A first for Obamacare open enrollment — some stability as more insurers rejoin network
- Nov. 1 kicked off the 2019 open enrollment season to sign up for insurance on the Affordable Care Act exchanges.
- The Trump administration extended the length of cheaper, short-term plans with fewer benefits to provide up to 12 months of coverage.
- Online insurance brokerage eHealth boosted its staffing this fall to help consumers navigate all of the new alternatives.
Nancy Sobin knows her way around paperwork. She started her own business three years ago, helping small business owners and elderly clients manage their finances. That’s when she turned to the Obamacare exchanges for health coverage.
“I was fortunate enough, because I was just starting my business, to get a subsidy … and it was pretty good insurance” for about $300 a month, said the owner of Professional Paperwork Services in Lawrenceville, New Jersey.
But as her business improved, her insurance options changed last year.
“I didn’t get the subsidy anymore, because my business went well,” Sobin explained.

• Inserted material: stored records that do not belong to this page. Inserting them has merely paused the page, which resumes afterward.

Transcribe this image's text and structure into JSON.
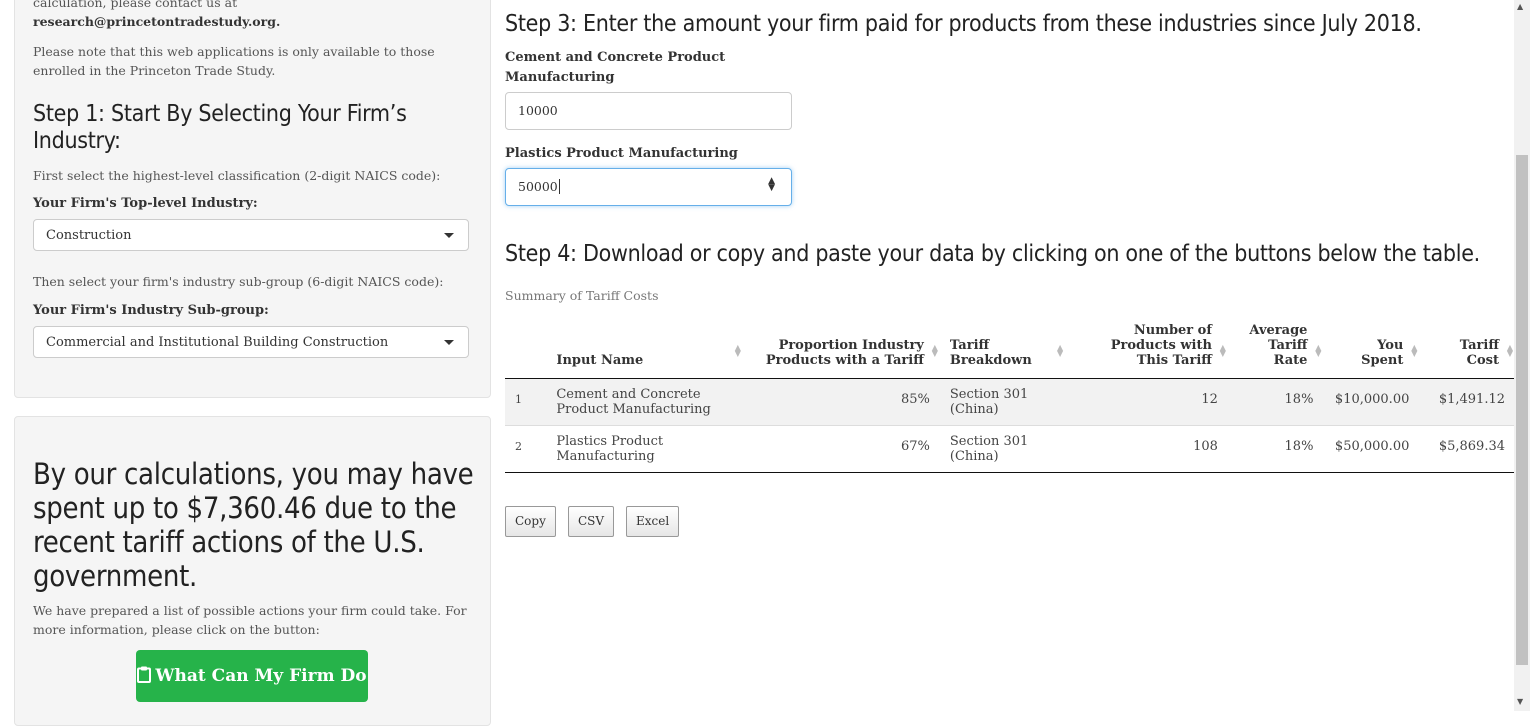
{
  "sidebar": {
    "contact_text": "calculation, please contact us at",
    "contact_email": "research@princetontradestudy.org.",
    "note": "Please note that this web applications is only available to those enrolled in the Princeton Trade Study.",
    "step1_title": "Step 1: Start By Selecting Your Firm’s Industry:",
    "step1_hint": "First select the highest-level classification (2-digit NAICS code):",
    "top_level_label": "Your Firm's Top-level Industry:",
    "top_level_value": "Construction",
    "subgroup_hint": "Then select your firm's industry sub-group (6-digit NAICS code):",
    "subgroup_label": "Your Firm's Industry Sub-group:",
    "subgroup_value": "Commercial and Institutional Building Construction"
  },
  "result": {
    "headline": "By our calculations, you may have spent up to $7,360.46 due to the recent tariff actions of the U.S. government.",
    "info": "We have prepared a list of possible actions your firm could take. For more information, please click on the button:",
    "button_label": "What Can My Firm Do"
  },
  "step3": {
    "title": "Step 3: Enter the amount your firm paid for products from these industries since July 2018.",
    "inputs": [
      {
        "label": "Cement and Concrete Product Manufacturing",
        "value": "10000"
      },
      {
        "label": "Plastics Product Manufacturing",
        "value": "50000"
      }
    ]
  },
  "step4": {
    "title": "Step 4: Download or copy and paste your data by clicking on one of the buttons below the table.",
    "caption": "Summary of Tariff Costs",
    "columns": [
      "",
      "Input Name",
      "Proportion Industry Products with a Tariff",
      "Tariff Breakdown",
      "Number of Products with This Tariff",
      "Average Tariff Rate",
      "You Spent",
      "Tariff Cost"
    ],
    "rows": [
      [
        "1",
        "Cement and Concrete Product Manufacturing",
        "85%",
        "Section 301 (China)",
        "12",
        "18%",
        "$10,000.00",
        "$1,491.12"
      ],
      [
        "2",
        "Plastics Product Manufacturing",
        "67%",
        "Section 301 (China)",
        "108",
        "18%",
        "$50,000.00",
        "$5,869.34"
      ]
    ],
    "buttons": [
      "Copy",
      "CSV",
      "Excel"
    ]
  },
  "icons": {
    "button_icon": "clipboard-icon",
    "sort": "sort-icon",
    "dropdown": "chevron-down-icon"
  }
}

So, she switched plans to “the least expensive one I could get — and it was $750 a month.”
With the Nov. 1 start of 2019 open enrollment on the Affordable Care Act exchanges, the New Jersey native says it looks like she may have to change coverage again.

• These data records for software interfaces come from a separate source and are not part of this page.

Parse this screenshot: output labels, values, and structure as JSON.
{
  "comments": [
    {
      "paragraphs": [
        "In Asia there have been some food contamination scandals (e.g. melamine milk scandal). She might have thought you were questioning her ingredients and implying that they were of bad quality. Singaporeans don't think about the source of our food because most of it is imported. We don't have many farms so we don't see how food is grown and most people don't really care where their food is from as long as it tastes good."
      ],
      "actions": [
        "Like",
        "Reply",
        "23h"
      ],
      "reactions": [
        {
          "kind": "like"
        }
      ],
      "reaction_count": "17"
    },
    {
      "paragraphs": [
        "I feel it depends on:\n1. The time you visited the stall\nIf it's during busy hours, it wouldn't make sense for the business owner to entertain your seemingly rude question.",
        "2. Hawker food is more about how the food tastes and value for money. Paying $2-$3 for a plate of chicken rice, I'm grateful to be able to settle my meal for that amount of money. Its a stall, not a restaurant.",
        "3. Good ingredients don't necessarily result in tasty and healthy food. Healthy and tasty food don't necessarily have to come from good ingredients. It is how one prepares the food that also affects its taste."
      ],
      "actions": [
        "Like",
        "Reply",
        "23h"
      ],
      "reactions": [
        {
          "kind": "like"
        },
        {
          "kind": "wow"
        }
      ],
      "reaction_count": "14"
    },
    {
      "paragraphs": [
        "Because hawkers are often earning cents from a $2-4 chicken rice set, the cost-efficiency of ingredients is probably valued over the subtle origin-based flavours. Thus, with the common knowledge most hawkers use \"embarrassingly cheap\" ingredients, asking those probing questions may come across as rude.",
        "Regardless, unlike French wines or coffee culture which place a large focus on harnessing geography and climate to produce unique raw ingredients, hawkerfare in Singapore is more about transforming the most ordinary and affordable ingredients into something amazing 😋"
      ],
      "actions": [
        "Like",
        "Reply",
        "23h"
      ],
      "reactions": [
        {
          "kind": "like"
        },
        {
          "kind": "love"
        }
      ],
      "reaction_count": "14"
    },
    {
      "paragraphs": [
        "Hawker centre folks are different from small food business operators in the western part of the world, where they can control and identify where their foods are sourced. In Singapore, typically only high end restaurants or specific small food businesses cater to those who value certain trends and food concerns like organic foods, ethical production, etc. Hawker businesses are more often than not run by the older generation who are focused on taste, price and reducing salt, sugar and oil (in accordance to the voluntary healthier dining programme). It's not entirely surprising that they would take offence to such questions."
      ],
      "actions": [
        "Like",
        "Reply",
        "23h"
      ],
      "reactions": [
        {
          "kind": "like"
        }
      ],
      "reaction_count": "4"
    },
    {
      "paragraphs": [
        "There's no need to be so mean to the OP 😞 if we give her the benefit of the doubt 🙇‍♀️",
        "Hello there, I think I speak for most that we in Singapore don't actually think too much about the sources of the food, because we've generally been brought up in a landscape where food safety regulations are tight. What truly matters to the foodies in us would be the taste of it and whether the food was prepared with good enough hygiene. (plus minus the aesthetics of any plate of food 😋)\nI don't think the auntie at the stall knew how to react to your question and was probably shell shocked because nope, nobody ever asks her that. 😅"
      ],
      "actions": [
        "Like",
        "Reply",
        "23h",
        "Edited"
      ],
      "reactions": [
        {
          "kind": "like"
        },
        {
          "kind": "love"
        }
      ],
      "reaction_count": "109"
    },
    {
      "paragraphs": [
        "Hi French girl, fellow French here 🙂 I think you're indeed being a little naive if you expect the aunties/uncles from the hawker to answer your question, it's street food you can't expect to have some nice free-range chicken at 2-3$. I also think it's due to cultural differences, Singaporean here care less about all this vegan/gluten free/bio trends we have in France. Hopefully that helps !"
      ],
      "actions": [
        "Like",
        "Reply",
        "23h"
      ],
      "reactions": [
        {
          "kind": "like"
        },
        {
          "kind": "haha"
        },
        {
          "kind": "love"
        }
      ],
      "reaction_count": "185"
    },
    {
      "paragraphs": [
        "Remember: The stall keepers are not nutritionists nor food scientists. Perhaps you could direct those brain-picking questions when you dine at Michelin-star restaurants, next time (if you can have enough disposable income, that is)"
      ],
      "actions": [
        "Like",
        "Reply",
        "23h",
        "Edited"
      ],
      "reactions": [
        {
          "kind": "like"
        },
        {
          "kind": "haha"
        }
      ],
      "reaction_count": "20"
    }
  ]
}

“My same plan looks like it’s going to be about $150 more per month” in 2019, or $900, she said.
Yet, she may find savings if she switches plans again. President Donald Trump’s administration says on average prices for 2019 are 1.5 percent lower than they were last year on the federal health exchange, healthcare.gov.
After years of regulatory uncertainty which led to double-digit price hikes on exchange plans, health insurers are starting to turn a profit on the ACA exchanges. For 2019, there are more carriers getting back into the market and offering new plan options.
“Our view is (that) the marketplace for the individual exchange business is more competitive in 2019 than it has been … there’s more competitors entering the space,” said Cigna CEO David Cordani on the company’s earnings conference call Thursday.